Presentation on theme: "Reclaiming Advocacy Nancy Cameron, Q.C.. Definition of advocate One that pleads the cause of another before tribunal or judicial court One that argues."— Presentation transcript:
Definition of advocate One that pleads the cause of another before tribunal or judicial court One that argues for, defends, maintains, or recommends a cause or proposal To plead in favour of, defend by argument before tribunal or judicial court Support or recommend publicly
Traditional advocacy: Process components The disputants no longer dialogue directly about the issues Debate happens between the advocates
Traditional advocacy: Debate between the advocates
Debate between the advocates Listening is less important than speaking Assumes a third party decision maker The third party decision maker is removed from the parties’ experience Any opportunity for greater understanding between the disputants themselves is lost
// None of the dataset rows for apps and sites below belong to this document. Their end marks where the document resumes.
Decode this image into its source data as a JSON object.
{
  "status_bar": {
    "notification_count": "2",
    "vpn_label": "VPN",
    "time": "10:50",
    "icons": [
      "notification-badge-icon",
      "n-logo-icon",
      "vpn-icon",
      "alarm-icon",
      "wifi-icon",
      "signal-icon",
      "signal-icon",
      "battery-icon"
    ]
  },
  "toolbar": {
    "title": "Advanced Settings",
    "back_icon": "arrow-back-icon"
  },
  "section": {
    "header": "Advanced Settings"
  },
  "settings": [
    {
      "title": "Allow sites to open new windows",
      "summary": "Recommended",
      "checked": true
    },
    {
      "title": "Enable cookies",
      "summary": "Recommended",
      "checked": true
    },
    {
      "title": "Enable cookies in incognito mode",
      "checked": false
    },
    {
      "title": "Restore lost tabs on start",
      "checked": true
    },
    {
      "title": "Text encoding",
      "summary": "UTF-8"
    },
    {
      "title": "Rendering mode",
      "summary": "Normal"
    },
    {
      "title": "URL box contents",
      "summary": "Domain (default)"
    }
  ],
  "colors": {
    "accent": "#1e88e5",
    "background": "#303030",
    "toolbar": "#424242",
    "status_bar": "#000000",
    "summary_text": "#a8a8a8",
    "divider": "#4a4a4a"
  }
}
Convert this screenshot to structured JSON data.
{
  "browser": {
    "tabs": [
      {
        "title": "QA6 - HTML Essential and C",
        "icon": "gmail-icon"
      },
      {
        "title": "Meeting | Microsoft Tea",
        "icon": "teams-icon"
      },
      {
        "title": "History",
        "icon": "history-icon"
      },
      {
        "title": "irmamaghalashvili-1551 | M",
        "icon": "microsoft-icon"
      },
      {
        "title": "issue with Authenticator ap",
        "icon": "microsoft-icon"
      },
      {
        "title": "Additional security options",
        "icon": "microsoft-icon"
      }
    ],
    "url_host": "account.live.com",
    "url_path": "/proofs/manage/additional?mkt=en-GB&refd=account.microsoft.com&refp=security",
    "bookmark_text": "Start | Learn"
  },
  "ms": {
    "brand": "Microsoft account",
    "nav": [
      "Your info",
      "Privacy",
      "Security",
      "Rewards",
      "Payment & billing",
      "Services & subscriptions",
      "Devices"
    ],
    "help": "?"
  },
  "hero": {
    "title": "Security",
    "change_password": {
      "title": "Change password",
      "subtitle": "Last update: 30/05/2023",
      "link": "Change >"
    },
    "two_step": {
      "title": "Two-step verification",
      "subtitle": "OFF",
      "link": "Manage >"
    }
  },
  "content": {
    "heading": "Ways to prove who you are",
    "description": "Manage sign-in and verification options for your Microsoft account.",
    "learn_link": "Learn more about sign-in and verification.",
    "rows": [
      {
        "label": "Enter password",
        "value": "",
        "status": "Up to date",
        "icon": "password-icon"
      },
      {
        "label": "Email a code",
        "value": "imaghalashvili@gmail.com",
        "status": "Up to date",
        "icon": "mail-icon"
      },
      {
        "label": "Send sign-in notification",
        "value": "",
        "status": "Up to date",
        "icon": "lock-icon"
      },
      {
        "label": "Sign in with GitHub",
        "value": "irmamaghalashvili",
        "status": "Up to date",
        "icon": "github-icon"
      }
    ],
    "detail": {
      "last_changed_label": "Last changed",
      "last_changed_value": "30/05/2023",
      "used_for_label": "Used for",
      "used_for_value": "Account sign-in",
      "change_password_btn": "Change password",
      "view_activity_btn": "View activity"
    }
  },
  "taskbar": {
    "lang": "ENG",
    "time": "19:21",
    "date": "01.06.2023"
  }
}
Process or outcome? Advocacy traditionally defined in process terms to persuade for a particular outcome How do we re-define advocacy when the task is to reach a mutually agreed upon solution?
Re-defining Outcome Meet the highest prioritized needs of each client Protect and safeguard children’s well- being and security Maintain (or if necessary, repair or create) working relationship between clients
Outcome Practical enough for the clients to be able to live with and carry through Informed enough by the legal backdrop to withstand judicial scrutiny Do no harm
Role of the Advocate in a self- determination model Advocacy around process components Advocacy around how we work through substantive components (includes education)
Advocacy in the Collaborative Process Working individually with my client Building a good relationship with the other advocate Teamwork Process facilitation Self awareness so that I do not become the problem Reconciling the tension between obligation to the process and obligation to the client
Advocacy and process components Because process is so critical and so different in this model, must pay particular attention to process components This includes, from the outset Screening Education about process options Informed consent
Informed decision making About process choices About the disqualification agreement – what this means for the client and for the lawyer About articulating one’s own needs in the process About willingness to move to finality; process readiness
Once my client has chosen collaborative process Assist her to articulate and prioritize her needs Assist him in analyzing and sorting through conflicting goals Educational role
Giving legal advice Educating about children’s needs through the separation and divorce process Educating about adult pathways through divorce Normalizing behaviour Setting realistic expectations
Legal advice Opinions about: the application of the law to the facts the probable outcome if the facts were adjudicated by a third-party decision-maker the range of possible settlement outcomes considering the legislation and case law the range of possible settlement outcomes considering the highest prioritised settlement needs of each spouse
Legal advice Discussions about: what the relevant legislation sets out, with some clarification as provided by case law the interplay between process and substantive law process choices and likely consequences of different process choices process choice, related cost (including financial, emotional and relational) and outcome variables
Legal advice An acknowledgment that law is a vital and changing entity the diversity of individual facts limits the number of hard and fast rules A backdrop discussion to return to as a benchmark for fairness
Directive component Self-awareness Empathy combined with honesty A resolution that works for both parties Communication Readiness BATNA and WATNA
Building a good relationship with the other advocate How do we negotiate process with our lawyer colleagues? If this is a flexible process built on client needs, how much orthodoxy do we build in? How do we reconcile process demands with advocacy?
Teamwork Lawyers tend to be very individualistic, new for us to work as part of a team Need to watch out for the possibility of entrenched teams Either lawyer client or lawyer/coach/client Need to be a team member and at the same time be an advocate
Process facilitation Co-managing the four ways Modeling behaviour Freedom to critique each other’s working relationship
Independent, objective criteria Identifying when these are needed Building collaborative process to gather these
Personal role Watch my knee jerk reactions How do I respond to positional behaviour in my colleague? Care that I don’t become the problem
Reconciling the tension between: Obligation to collaborative process and Obligation to our client
Values Change in how we think about and articulate our underlying values In this role, we are no longer cloaked by the myth of value neutrality With the change in our role as advocate, our underlying values are more obviously influential
Process values Can we develop a process that is not culture or socio-economic specific?
Values and assumptions about lawyer-client relationship Empowerment vs. protection Paternalism vs. self-determination My values as a lawyer and as a person vs. my client’s values Being aware of my values Articulating this to client
Substantive values Working with clients to build principals that underpin decisions which may be different from the principals that underpin the substantive law Watching my reactions when my values clash with my client’s or with the other party’s values
A New Definition of Advocacy To honour client process choices and agreed upon values while: Being steadfast in providing comprehensive support to the client Assisting the client to understand and articulate his short and long-term interests and goals, and Offering the necessary support and leadership to enable her to resolve disputes.